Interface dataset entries
■ ■ ■ ■

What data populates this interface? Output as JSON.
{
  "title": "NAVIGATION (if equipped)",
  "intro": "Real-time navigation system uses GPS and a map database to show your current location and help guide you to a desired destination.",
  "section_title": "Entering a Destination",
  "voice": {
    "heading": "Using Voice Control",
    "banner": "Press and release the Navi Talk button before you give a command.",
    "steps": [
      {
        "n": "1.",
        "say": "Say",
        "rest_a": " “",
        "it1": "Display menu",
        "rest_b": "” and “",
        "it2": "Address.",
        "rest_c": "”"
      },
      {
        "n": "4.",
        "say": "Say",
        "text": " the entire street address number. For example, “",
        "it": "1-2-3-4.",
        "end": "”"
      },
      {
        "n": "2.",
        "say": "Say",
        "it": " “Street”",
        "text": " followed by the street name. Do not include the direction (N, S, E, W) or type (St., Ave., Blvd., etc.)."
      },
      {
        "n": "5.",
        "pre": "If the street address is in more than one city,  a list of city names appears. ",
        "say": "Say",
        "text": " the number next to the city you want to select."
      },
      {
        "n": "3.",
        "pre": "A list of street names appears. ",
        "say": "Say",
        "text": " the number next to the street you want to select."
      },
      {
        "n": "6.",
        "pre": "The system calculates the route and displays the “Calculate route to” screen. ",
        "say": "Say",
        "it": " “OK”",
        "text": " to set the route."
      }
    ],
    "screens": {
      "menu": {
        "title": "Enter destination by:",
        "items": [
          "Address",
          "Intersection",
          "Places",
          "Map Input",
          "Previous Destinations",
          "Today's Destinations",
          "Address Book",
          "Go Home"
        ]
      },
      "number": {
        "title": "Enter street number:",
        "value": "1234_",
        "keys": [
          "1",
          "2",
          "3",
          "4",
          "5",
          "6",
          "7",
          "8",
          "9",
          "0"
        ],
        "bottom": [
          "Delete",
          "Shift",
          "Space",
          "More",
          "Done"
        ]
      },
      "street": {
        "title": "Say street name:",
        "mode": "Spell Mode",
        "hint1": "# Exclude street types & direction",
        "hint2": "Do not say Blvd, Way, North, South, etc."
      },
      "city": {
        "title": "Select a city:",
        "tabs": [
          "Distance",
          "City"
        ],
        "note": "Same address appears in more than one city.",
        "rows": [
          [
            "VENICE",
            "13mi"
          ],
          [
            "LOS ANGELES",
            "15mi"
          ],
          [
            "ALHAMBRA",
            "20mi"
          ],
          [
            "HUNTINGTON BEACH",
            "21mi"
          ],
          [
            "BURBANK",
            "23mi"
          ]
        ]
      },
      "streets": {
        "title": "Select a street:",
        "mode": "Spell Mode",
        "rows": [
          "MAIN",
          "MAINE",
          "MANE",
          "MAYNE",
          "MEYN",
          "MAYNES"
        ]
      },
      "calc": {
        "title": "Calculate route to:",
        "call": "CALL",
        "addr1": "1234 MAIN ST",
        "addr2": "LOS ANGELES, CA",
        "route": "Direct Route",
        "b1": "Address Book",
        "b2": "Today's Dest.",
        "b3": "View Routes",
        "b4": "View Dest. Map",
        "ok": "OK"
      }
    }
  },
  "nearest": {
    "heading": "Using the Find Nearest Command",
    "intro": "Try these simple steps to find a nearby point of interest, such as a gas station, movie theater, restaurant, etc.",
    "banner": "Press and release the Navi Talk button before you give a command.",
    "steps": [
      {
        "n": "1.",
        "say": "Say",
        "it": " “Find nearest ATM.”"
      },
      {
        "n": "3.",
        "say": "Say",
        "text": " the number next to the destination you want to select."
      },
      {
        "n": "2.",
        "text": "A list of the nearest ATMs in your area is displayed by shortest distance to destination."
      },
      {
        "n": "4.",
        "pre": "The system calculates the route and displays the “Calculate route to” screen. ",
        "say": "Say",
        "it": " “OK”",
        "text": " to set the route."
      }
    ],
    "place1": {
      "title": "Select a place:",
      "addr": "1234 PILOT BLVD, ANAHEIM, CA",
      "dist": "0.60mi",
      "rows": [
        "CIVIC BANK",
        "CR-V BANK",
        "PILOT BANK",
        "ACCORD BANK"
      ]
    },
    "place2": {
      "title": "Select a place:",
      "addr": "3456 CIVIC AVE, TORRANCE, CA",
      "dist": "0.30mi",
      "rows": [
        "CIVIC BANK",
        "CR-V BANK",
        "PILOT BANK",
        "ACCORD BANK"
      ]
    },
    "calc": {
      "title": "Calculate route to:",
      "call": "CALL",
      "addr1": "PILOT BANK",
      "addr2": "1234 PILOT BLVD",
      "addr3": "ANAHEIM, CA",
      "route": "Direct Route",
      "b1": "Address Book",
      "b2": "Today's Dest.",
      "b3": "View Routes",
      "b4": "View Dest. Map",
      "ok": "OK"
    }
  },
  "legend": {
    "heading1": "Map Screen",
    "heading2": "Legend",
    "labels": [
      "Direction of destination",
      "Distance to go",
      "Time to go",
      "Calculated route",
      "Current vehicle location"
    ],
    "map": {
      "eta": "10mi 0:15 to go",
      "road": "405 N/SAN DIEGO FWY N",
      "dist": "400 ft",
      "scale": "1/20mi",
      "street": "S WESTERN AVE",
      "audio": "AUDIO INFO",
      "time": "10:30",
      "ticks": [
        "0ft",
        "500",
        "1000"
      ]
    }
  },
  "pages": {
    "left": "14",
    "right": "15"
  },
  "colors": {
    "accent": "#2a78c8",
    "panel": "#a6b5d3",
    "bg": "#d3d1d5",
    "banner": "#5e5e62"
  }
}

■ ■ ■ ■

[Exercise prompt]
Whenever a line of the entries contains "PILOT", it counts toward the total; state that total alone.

[Answer below]
5